### Supplied data ###

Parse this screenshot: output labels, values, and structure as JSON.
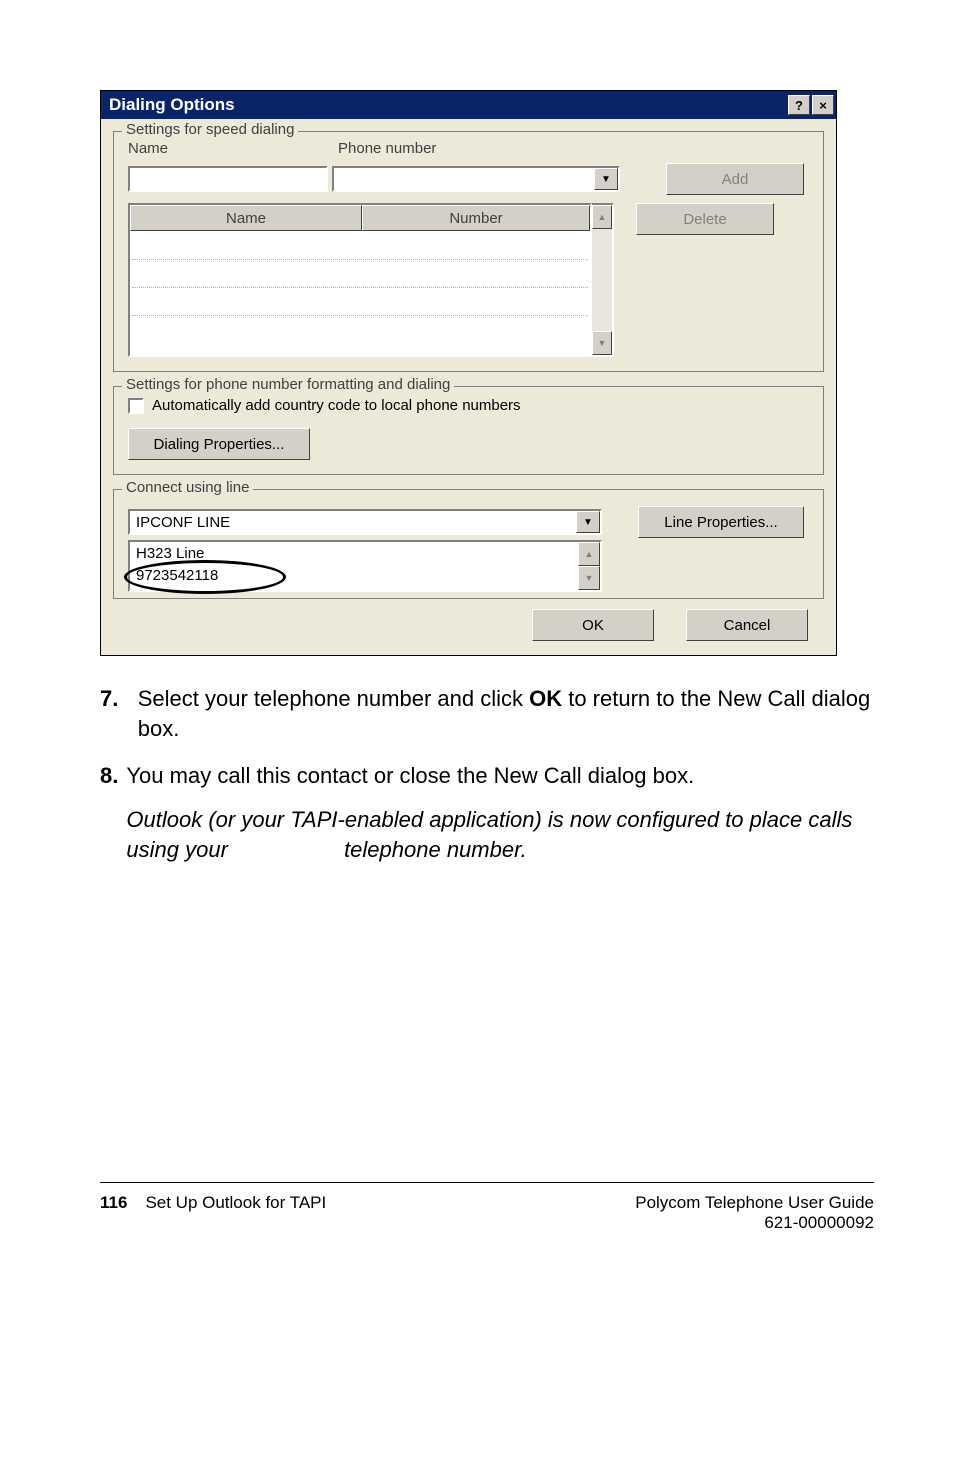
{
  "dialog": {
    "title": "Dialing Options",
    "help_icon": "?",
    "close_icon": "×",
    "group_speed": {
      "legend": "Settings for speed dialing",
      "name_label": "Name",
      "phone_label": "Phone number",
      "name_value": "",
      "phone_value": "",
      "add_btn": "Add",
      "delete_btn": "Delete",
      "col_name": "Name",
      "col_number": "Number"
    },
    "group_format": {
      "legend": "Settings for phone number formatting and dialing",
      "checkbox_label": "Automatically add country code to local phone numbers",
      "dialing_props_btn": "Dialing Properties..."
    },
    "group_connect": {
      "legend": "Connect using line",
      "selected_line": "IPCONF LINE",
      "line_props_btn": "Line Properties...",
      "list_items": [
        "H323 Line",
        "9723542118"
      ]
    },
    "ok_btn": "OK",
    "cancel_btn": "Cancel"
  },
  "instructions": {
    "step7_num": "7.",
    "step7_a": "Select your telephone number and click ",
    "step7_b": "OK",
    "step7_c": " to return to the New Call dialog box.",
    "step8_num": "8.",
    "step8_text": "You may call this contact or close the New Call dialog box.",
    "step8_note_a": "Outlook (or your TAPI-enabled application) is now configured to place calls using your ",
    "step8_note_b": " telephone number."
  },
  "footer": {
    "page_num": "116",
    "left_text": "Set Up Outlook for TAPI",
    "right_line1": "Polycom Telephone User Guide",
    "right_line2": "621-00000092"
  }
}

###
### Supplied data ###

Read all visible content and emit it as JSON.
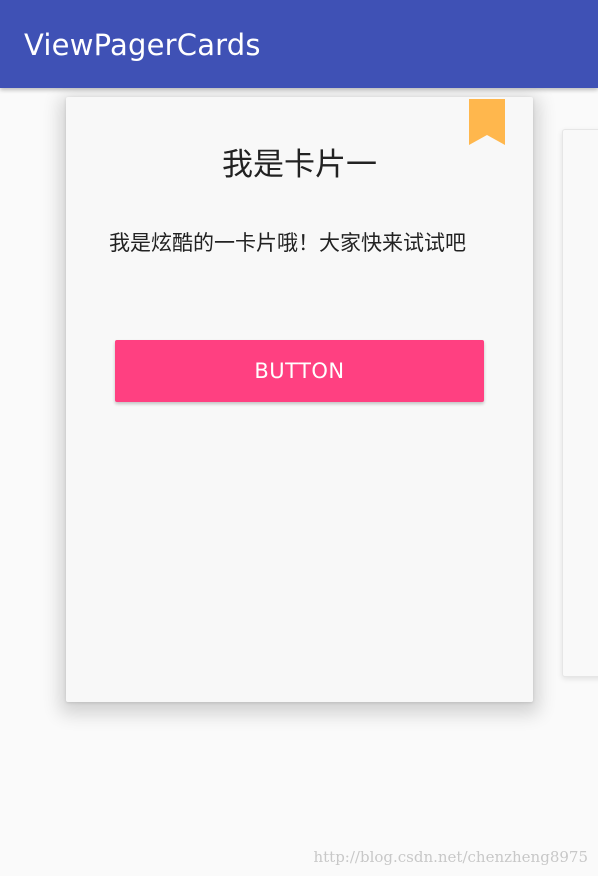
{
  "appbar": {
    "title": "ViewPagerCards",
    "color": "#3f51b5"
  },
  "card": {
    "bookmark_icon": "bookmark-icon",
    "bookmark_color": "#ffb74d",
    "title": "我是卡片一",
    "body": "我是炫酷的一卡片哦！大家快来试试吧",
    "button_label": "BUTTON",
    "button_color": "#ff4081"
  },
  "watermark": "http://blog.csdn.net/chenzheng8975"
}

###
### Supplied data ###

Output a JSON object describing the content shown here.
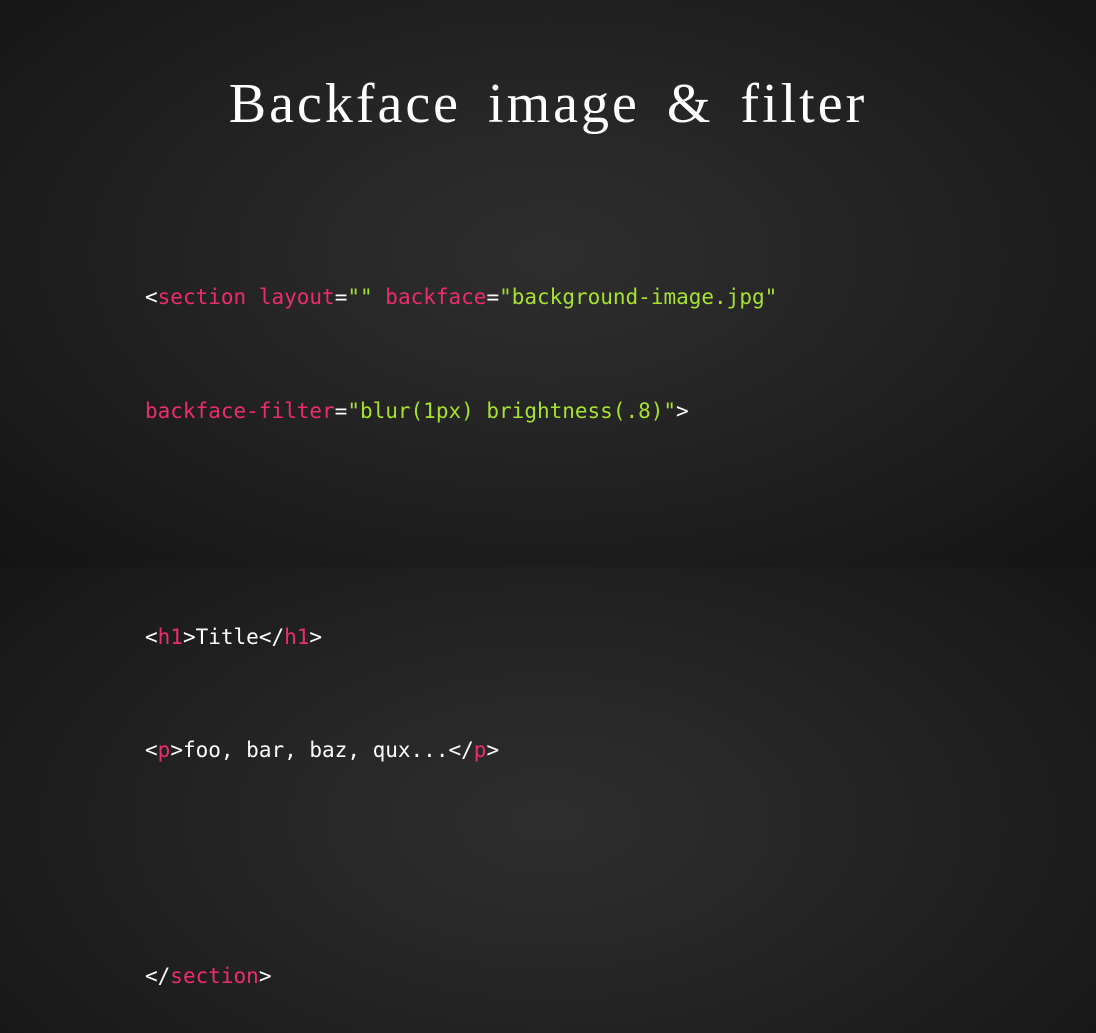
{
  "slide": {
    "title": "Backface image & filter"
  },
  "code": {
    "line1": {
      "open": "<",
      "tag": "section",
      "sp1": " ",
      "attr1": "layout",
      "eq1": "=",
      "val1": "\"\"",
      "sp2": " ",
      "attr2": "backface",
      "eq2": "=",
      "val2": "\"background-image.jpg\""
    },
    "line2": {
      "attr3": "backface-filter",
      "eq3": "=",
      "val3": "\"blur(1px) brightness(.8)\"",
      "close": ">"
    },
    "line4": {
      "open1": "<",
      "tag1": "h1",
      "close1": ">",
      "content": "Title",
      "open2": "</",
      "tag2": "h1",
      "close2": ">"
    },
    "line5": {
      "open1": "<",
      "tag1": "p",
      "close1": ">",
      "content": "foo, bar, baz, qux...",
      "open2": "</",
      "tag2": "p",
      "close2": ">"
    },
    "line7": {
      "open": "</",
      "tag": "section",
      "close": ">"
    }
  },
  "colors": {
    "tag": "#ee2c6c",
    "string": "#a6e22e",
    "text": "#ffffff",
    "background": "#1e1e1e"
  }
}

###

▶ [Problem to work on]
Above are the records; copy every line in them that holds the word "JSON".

▶ [Task answer]
Parse this screenshot: output labels, values, and structure as JSON.
Read all visible content and emit it as JSON.
Output a JSON object describing the content shown here.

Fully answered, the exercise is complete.